----- Source data -----
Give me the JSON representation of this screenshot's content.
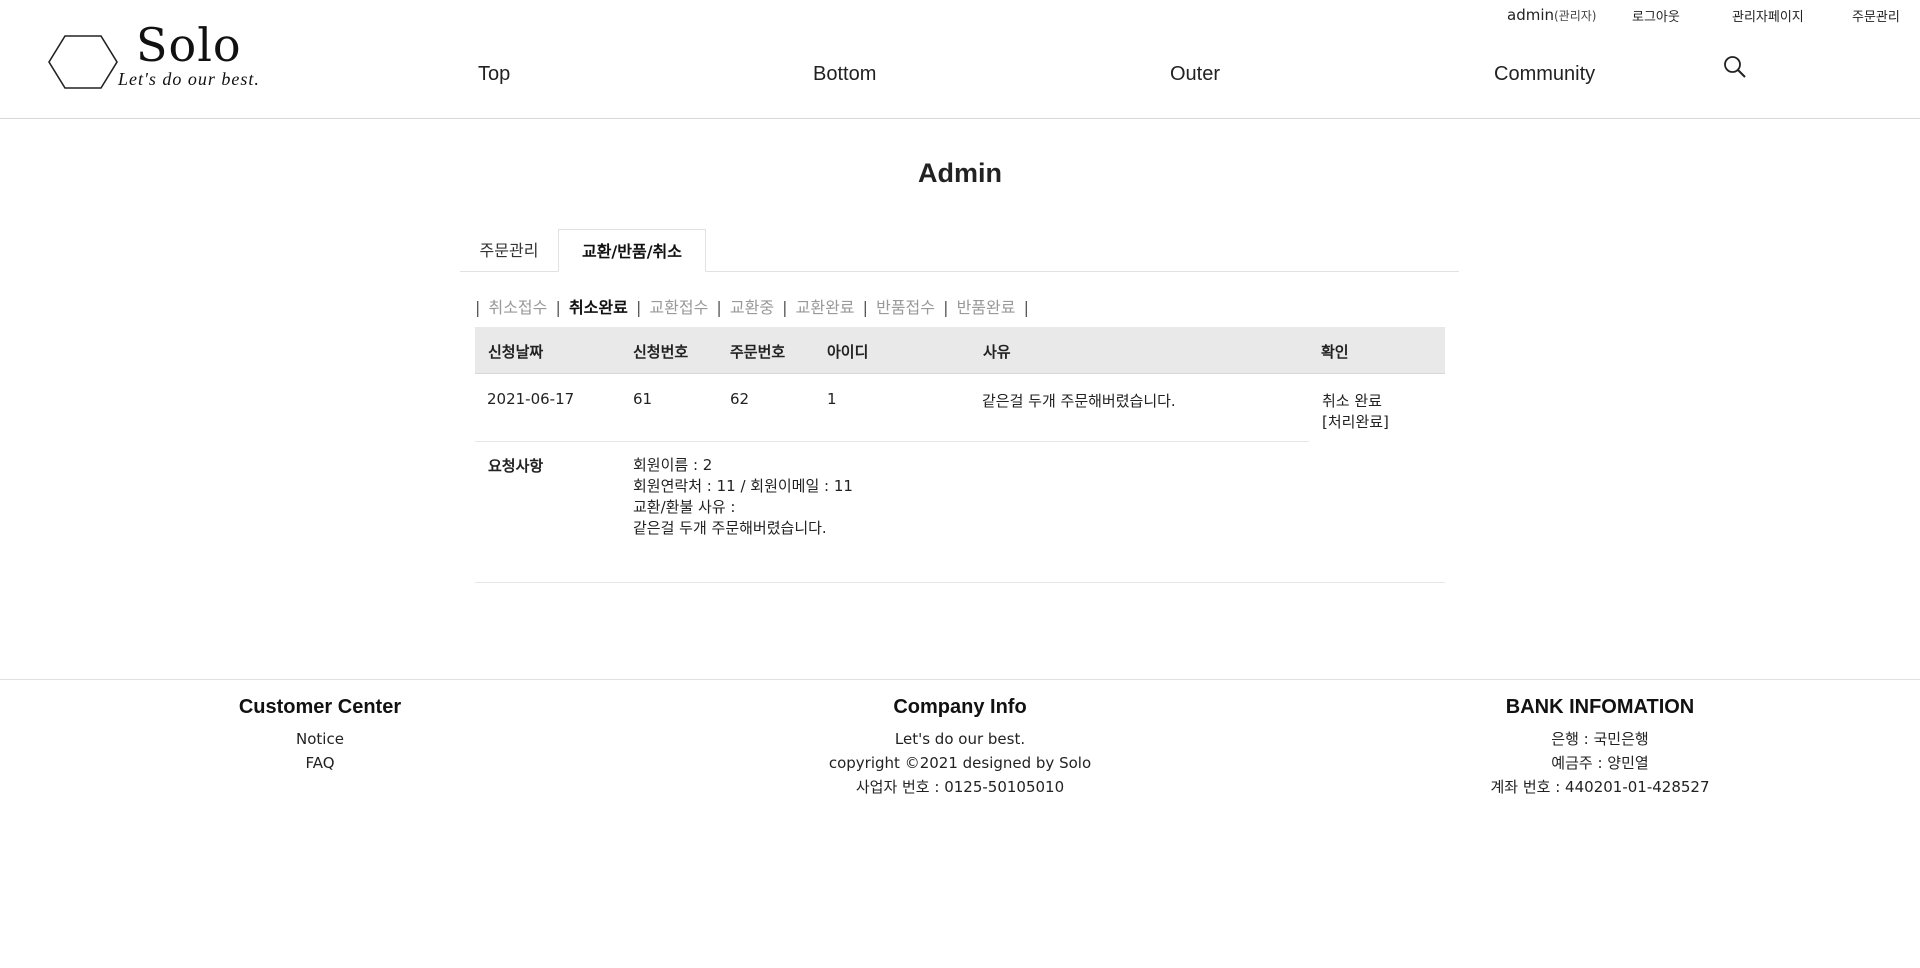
{
  "brand": {
    "title": "Solo",
    "tagline": "Let's do our best."
  },
  "util_nav": {
    "user": "admin",
    "user_role": "(관리자)",
    "logout": "로그아웃",
    "admin_page": "관리자페이지",
    "order_manage": "주문관리"
  },
  "gnb": [
    "Top",
    "Bottom",
    "Outer",
    "Community"
  ],
  "page_title": "Admin",
  "tabs": [
    {
      "label": "주문관리",
      "active": false
    },
    {
      "label": "교환/반품/취소",
      "active": true
    }
  ],
  "sub_tabs": [
    {
      "label": "취소접수",
      "active": false
    },
    {
      "label": "취소완료",
      "active": true
    },
    {
      "label": "교환접수",
      "active": false
    },
    {
      "label": "교환중",
      "active": false
    },
    {
      "label": "교환완료",
      "active": false
    },
    {
      "label": "반품접수",
      "active": false
    },
    {
      "label": "반품완료",
      "active": false
    }
  ],
  "table": {
    "headers": [
      "신청날짜",
      "신청번호",
      "주문번호",
      "아이디",
      "사유",
      "확인"
    ],
    "rows": [
      {
        "date": "2021-06-17",
        "request_no": "61",
        "order_no": "62",
        "user_id": "1",
        "reason": "같은걸 두개 주문해버렸습니다.",
        "status": "취소 완료",
        "status_note": "[처리완료]",
        "request_label": "요청사항",
        "request_lines": [
          "회원이름 : 2",
          "회원연락처 : 11 / 회원이메일 : 11",
          "교환/환불 사유 :",
          "같은걸 두개 주문해버렸습니다."
        ]
      }
    ]
  },
  "footer": {
    "customer_center": {
      "title": "Customer Center",
      "links": [
        "Notice",
        "FAQ"
      ]
    },
    "company_info": {
      "title": "Company Info",
      "lines": [
        "Let's do our best.",
        "copyright ©2021 designed by Solo",
        "사업자 번호 : 0125-50105010"
      ]
    },
    "bank_info": {
      "title": "BANK INFOMATION",
      "lines": [
        "은행 : 국민은행",
        "예금주 : 양민열",
        "계좌 번호 : 440201-01-428527"
      ]
    }
  }
}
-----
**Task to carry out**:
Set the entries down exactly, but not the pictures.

**Answer box**:
Give me the JSON representation of this screenshot's content.
{
  "brand": {
    "title": "Solo",
    "tagline": "Let's do our best."
  },
  "util_nav": {
    "user": "admin",
    "user_role": "(관리자)",
    "logout": "로그아웃",
    "admin_page": "관리자페이지",
    "order_manage": "주문관리"
  },
  "gnb": [
    "Top",
    "Bottom",
    "Outer",
    "Community"
  ],
  "page_title": "Admin",
  "tabs": [
    {
      "label": "주문관리",
      "active": false
    },
    {
      "label": "교환/반품/취소",
      "active": true
    }
  ],
  "sub_tabs": [
    {
      "label": "취소접수",
      "active": false
    },
    {
      "label": "취소완료",
      "active": true
    },
    {
      "label": "교환접수",
      "active": false
    },
    {
      "label": "교환중",
      "active": false
    },
    {
      "label": "교환완료",
      "active": false
    },
    {
      "label": "반품접수",
      "active": false
    },
    {
      "label": "반품완료",
      "active": false
    }
  ],
  "table": {
    "headers": [
      "신청날짜",
      "신청번호",
      "주문번호",
      "아이디",
      "사유",
      "확인"
    ],
    "rows": [
      {
        "date": "2021-06-17",
        "request_no": "61",
        "order_no": "62",
        "user_id": "1",
        "reason": "같은걸 두개 주문해버렸습니다.",
        "status": "취소 완료",
        "status_note": "[처리완료]",
        "request_label": "요청사항",
        "request_lines": [
          "회원이름 : 2",
          "회원연락처 : 11 / 회원이메일 : 11",
          "교환/환불 사유 :",
          "같은걸 두개 주문해버렸습니다."
        ]
      }
    ]
  },
  "footer": {
    "customer_center": {
      "title": "Customer Center",
      "links": [
        "Notice",
        "FAQ"
      ]
    },
    "company_info": {
      "title": "Company Info",
      "lines": [
        "Let's do our best.",
        "copyright ©2021 designed by Solo",
        "사업자 번호 : 0125-50105010"
      ]
    },
    "bank_info": {
      "title": "BANK INFOMATION",
      "lines": [
        "은행 : 국민은행",
        "예금주 : 양민열",
        "계좌 번호 : 440201-01-428527"
      ]
    }
  }
}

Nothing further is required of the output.